━━ Dataset records ━━
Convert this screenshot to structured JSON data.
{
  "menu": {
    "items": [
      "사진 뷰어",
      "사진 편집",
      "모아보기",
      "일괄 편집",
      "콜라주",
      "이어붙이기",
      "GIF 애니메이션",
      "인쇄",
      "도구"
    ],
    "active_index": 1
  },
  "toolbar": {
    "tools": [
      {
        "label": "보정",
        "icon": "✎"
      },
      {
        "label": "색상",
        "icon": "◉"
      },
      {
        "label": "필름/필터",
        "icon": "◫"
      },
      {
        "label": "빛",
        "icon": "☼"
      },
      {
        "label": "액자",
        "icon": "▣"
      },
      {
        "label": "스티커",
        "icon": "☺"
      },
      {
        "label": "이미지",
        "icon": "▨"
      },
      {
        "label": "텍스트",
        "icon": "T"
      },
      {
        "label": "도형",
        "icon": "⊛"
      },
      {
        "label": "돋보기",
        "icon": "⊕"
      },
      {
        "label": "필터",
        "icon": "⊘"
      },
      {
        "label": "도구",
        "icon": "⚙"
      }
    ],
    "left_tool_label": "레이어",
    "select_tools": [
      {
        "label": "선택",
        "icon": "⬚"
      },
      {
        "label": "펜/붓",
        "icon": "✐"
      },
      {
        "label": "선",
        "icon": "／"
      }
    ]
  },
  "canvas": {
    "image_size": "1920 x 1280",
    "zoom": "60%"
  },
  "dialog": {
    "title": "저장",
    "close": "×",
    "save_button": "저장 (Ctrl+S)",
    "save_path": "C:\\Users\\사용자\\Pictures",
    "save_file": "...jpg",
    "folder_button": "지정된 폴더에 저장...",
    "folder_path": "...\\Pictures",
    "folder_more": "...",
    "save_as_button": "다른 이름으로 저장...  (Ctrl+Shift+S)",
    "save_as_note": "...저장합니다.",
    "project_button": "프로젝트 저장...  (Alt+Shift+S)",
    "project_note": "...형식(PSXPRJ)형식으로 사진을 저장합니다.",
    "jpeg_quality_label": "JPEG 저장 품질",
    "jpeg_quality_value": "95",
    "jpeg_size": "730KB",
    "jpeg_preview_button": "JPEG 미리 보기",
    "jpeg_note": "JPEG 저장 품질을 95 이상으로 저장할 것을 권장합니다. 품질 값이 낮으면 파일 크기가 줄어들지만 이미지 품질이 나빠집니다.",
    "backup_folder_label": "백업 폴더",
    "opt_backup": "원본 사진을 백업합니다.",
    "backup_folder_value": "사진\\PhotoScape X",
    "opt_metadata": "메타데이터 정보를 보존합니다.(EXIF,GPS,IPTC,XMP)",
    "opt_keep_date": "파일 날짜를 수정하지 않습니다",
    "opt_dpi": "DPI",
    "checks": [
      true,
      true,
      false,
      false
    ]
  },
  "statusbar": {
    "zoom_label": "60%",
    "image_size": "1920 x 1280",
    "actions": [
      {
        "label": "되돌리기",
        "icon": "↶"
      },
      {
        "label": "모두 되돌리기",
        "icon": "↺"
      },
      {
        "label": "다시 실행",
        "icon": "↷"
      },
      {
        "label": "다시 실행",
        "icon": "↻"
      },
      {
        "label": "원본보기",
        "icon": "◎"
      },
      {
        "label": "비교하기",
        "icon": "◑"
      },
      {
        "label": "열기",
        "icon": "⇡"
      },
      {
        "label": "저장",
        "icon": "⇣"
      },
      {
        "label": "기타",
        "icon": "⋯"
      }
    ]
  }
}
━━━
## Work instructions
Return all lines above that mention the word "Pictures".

## Response to the task
    "save_path": "C:\\Users\\사용자\\Pictures",
    "folder_path": "...\\Pictures",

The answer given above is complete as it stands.